So how long can a creditor expect a bankruptcy case to delay their ability to be paid in full? While the specific timeframe for each individual borrower varies from case to case, we generally see the following types of cases:
The Incomplete Filing. Debtors are required to file several documents with their initial bankruptcy petition. Often times, Debtors do not comply with this requirement because they file the bankruptcy case at the last minute with the sole goal of postponing a creditor’s foreclosure sale. If a Debtor fails to file all of the necessary documents with the court, they then have two weeks from the date of the bankruptcy filing or the court will automatically dismiss the case. This is the best-case scenario for most lenders as it provides the fastest and most cost-effective way for the bankruptcy case to be dismissed to allow a foreclosure sale to move forward. A surprisingly large number of cases are dismissed this way and lenders can foreclose within three weeks of the bankruptcy petition being filed.
The Immediate Motion for Relief from Stay. In some cases, circumstances exist at the time the bankruptcy was filed that allow the lender to immediately prepare and file a motion for relief from stay. These circumstances include multiple prior bankruptcy cases affecting the property, complete lack of equity in the real property collateral, and other bad faith acts by the debtor. Depending on the judge’s schedule and local rules, the motion for relief from stay can be filed and heard as quickly as two weeks after the bankruptcy filing. Often times, lenders can receive relief from stay to proceed with the foreclosure within one to two months of the bankruptcy filing.
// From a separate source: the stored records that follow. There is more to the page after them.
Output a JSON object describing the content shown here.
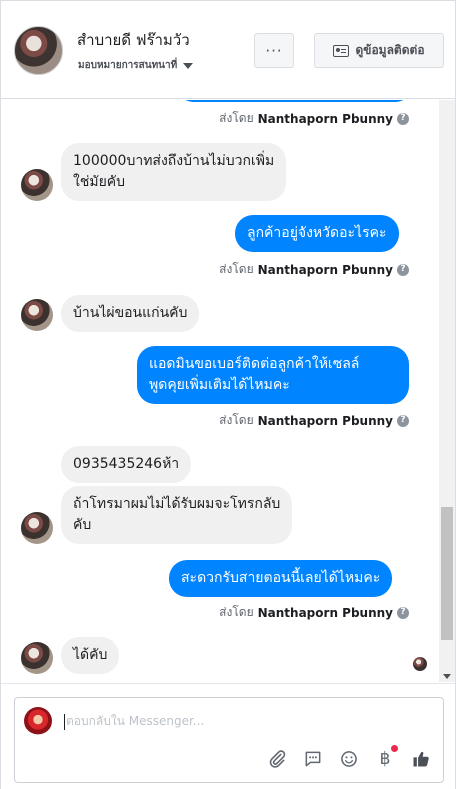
{
  "header": {
    "page_name": "สำบายดี ฟร๊ามวัว",
    "role_label": "มอบหมายการสนทนาที่",
    "more_label": "···",
    "contact_button_label": "ดูข้อมูลติดต่อ"
  },
  "messages": [
    {
      "dir": "out",
      "text": "",
      "sent_by_prefix": "ส่งโดย",
      "sent_by_name": "Nanthaporn Pbunny"
    },
    {
      "dir": "in",
      "lines": [
        "100000บาทส่งถึงบ้านไม่บวกเพิ่ม",
        "ใช่มัยคับ"
      ]
    },
    {
      "dir": "out",
      "text": "ลูกค้าอยู่จังหวัดอะไรคะ",
      "sent_by_prefix": "ส่งโดย",
      "sent_by_name": "Nanthaporn Pbunny"
    },
    {
      "dir": "in",
      "text": "บ้านไผ่ขอนแก่นคับ"
    },
    {
      "dir": "out",
      "lines": [
        "แอดมินขอเบอร์ติดต่อลูกค้าให้เซลล์",
        "พูดคุยเพิ่มเติมได้ไหมคะ"
      ],
      "sent_by_prefix": "ส่งโดย",
      "sent_by_name": "Nanthaporn Pbunny"
    },
    {
      "dir": "in",
      "text": "0935435246ห้า"
    },
    {
      "dir": "in",
      "lines": [
        "ถ้าโทรมาผมไม่ได้รับผมจะโทรกลับ",
        "คับ"
      ]
    },
    {
      "dir": "out",
      "text": "สะดวกรับสายตอนนี้เลยได้ไหมคะ",
      "sent_by_prefix": "ส่งโดย",
      "sent_by_name": "Nanthaporn Pbunny"
    },
    {
      "dir": "in",
      "text": "ได้คับ"
    }
  ],
  "help_glyph": "?",
  "composer": {
    "placeholder": "ตอบกลับใน Messenger...",
    "tools": [
      "paperclip-icon",
      "quick-reply-icon",
      "emoji-icon",
      "baht-payment-icon",
      "thumbs-up-icon"
    ],
    "baht_symbol": "฿"
  },
  "colors": {
    "outgoing_bubble": "#0084ff",
    "incoming_bubble": "#f1f0f0",
    "notification_dot": "#f02849"
  }
}
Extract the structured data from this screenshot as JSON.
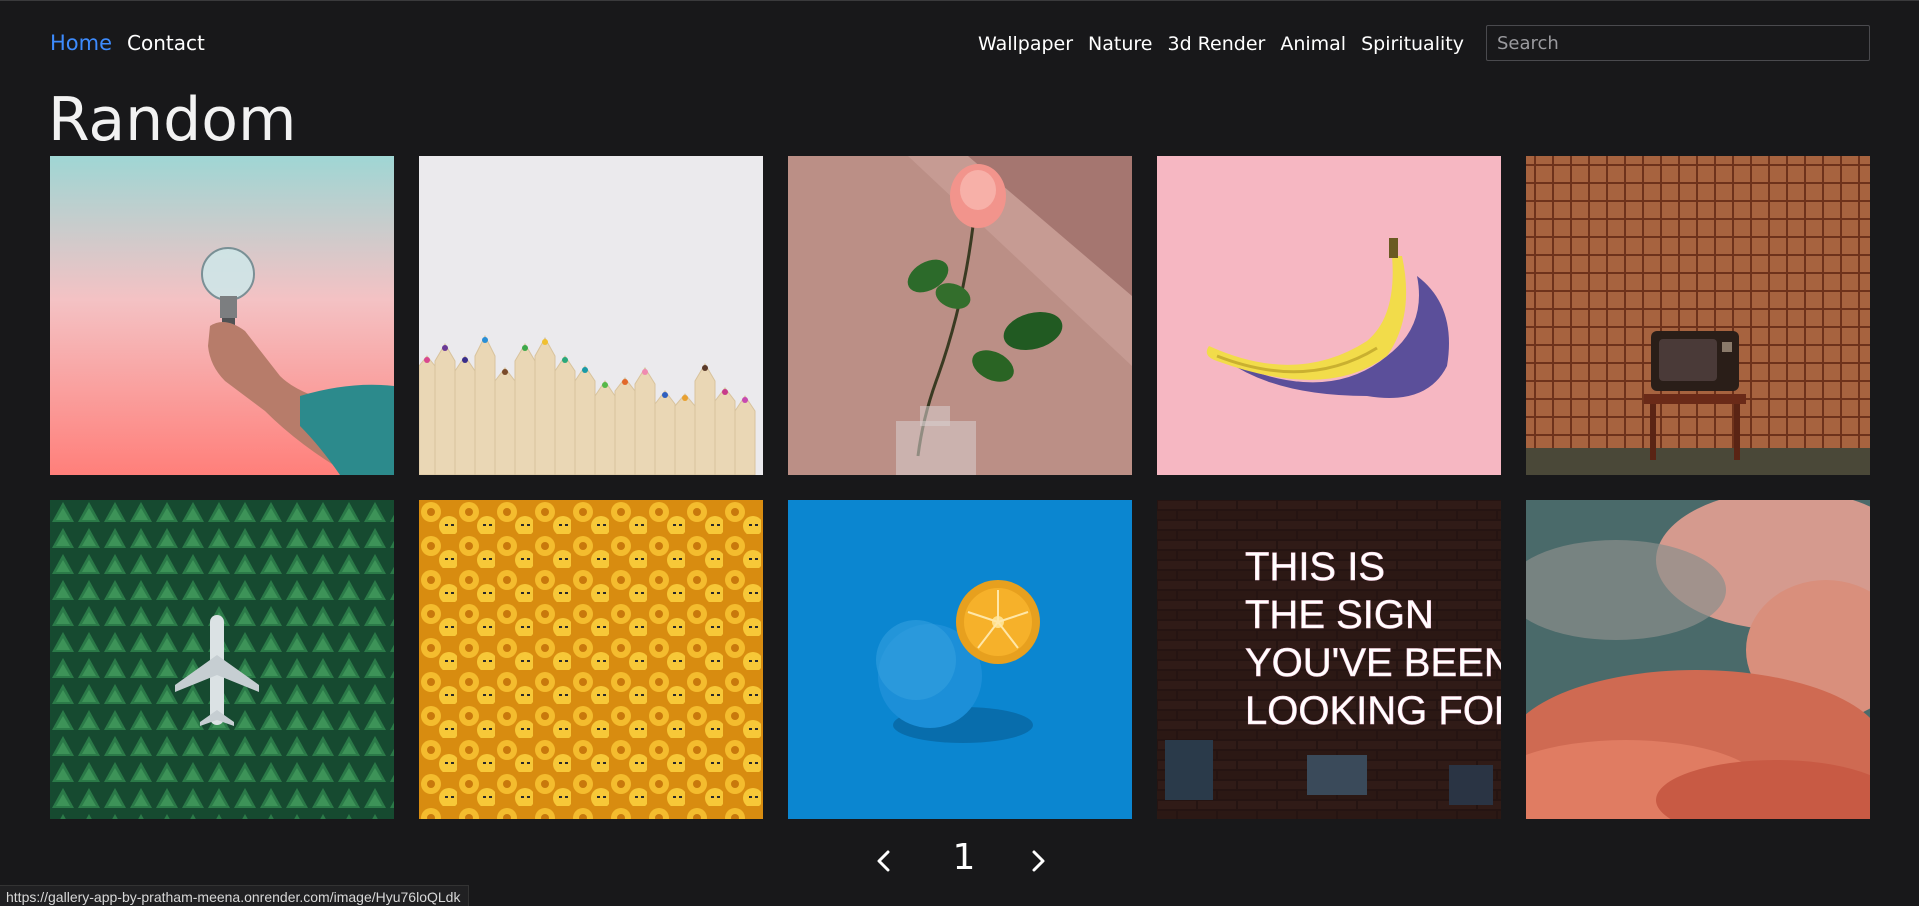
{
  "nav": {
    "home": "Home",
    "contact": "Contact",
    "categories": [
      "Wallpaper",
      "Nature",
      "3d Render",
      "Animal",
      "Spirituality"
    ],
    "search_placeholder": "Search",
    "active_color": "#3d8bfd"
  },
  "page": {
    "title": "Random"
  },
  "gallery": {
    "images": [
      {
        "subject": "hand holding light bulb",
        "bg": "#ff8d86"
      },
      {
        "subject": "colored pencils",
        "bg": "#ecebee"
      },
      {
        "subject": "pink rose in glass vase",
        "bg": "#b58a82"
      },
      {
        "subject": "banana on pink",
        "bg": "#f6b7c2"
      },
      {
        "subject": "retro tv on chair",
        "bg": "#a9663f"
      },
      {
        "subject": "airplane in pine forest",
        "bg": "#1f5a3a"
      },
      {
        "subject": "yellow toy heads",
        "bg": "#f0b52c"
      },
      {
        "subject": "blue orange on blue",
        "bg": "#0b86d0"
      },
      {
        "subject": "neon sign on brick wall",
        "bg": "#2a1e1e"
      },
      {
        "subject": "pink clouds",
        "bg": "#b06a5a"
      }
    ],
    "neon_text": [
      "THIS IS",
      "THE SIGN",
      "YOU'VE BEEN",
      "LOOKING FOR"
    ]
  },
  "pagination": {
    "current_page": "1",
    "prev_icon": "chevron-left-icon",
    "next_icon": "chevron-right-icon"
  },
  "status": {
    "url": "https://gallery-app-by-pratham-meena.onrender.com/image/Hyu76loQLdk"
  }
}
The Wait and See. When circumstances to obtain relief from stay do not exist at the time of bankruptcy filing, lenders must wait for the debtor to miss monthly payments on the loan or to sell the property collateral and pay them in full. Most judges require at least two, if not three, missed payments before they consider taking action to grant relief from stay or they may order the debtor to make adequate protection payments to the lender in lieu of allowing the lender to foreclose. If a secured creditor finds themselves in this situation, they can expect approximately four to eight months before receiving relief from stay to foreclose or be paid in full by the sale of the collateral.
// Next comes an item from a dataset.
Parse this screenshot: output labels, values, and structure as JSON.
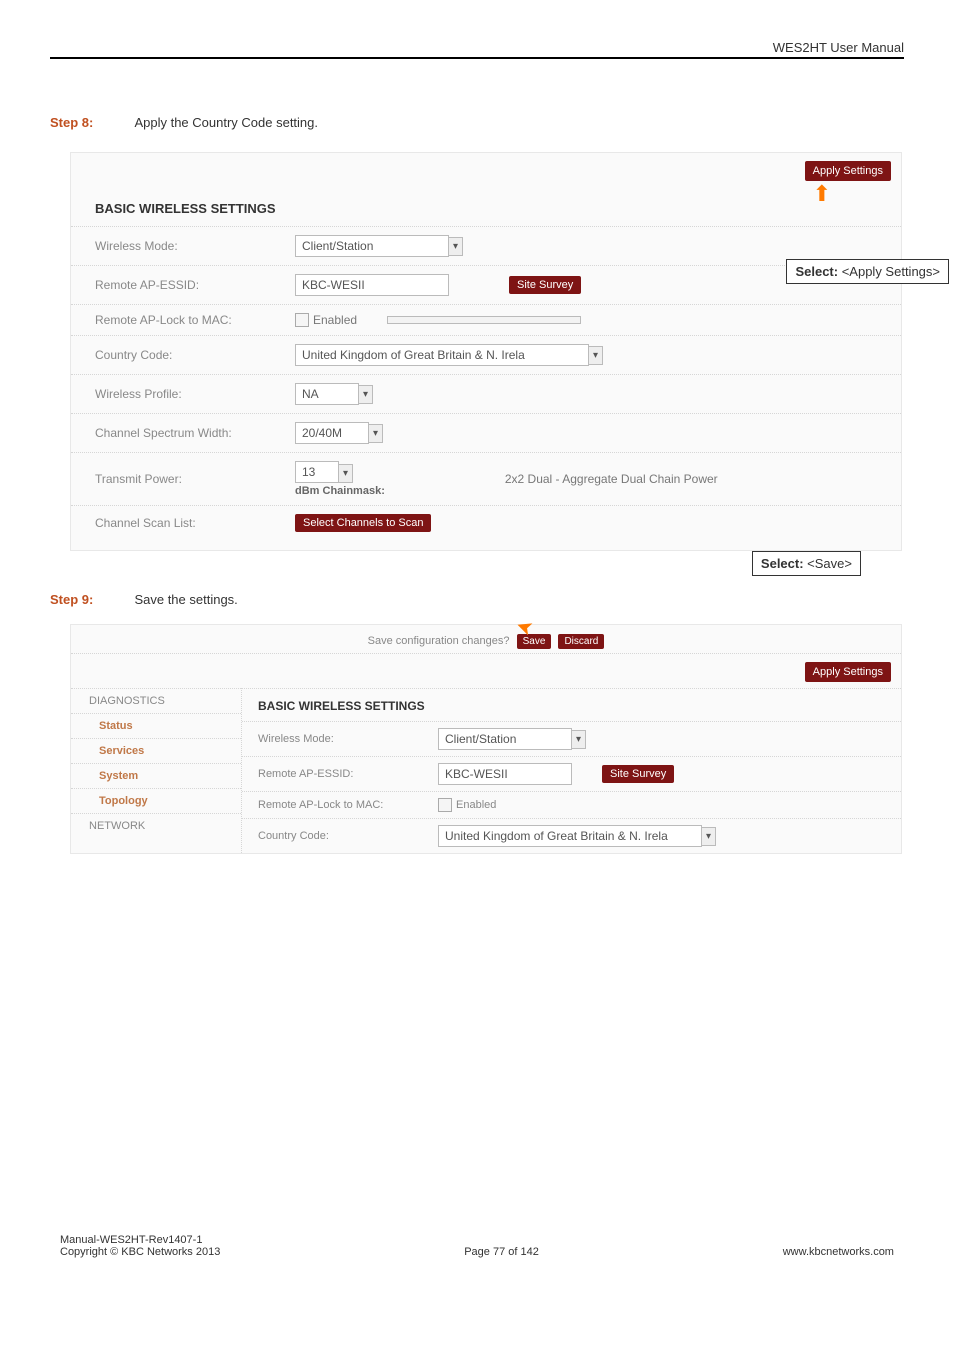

The Lengthy, But Ultimately Ineffective Case. When the debtor is continuing to make monthly payments to a lender through the bankruptcy case and/or there is plenty of equity in the property, most judges will not grant a lender relief from stay. For example, in a Chapter 13 case, a debtor is allowed to repay all pre-petition debt over the course of five years. Unsurprisingly, many debtors fall behind on payments to the Chapter 13 Trustee and/or to the lenders after the first year or so. If a debtor fails to make plan payments or lacks income to continue making the payments, the Trustee often will file a motion to dismiss the case. Many debtors slip up after the first year or two, which results in the case being dismissed.
The Long-Haul. In extremely rare cases, the debtor will be able to drag out a bankruptcy case for three or more years. As stated above, a debtor in a Chapter 13 case who is consistently making its monthly payments to secured creditors and the Trustee can repay its debt over the course of five years and then receive a discharge at the end of the case. While this delay can last up to five years, the lender will be receiving payments during this time and should not need to proceed with the foreclosure as such.
As always, there will be cases that do not fit into these categories, or the case could change from one category to another depending on various factors. A good attorney can work with you to create a strategy specifically suited to your borrower to ensure you’re paid in full in the fastest and least expensive way possible. If you have questions about the best strategy for your borrower and to ensure you are paid in full on your loan, contact Kahana & Feld LLP to work out a strategy now.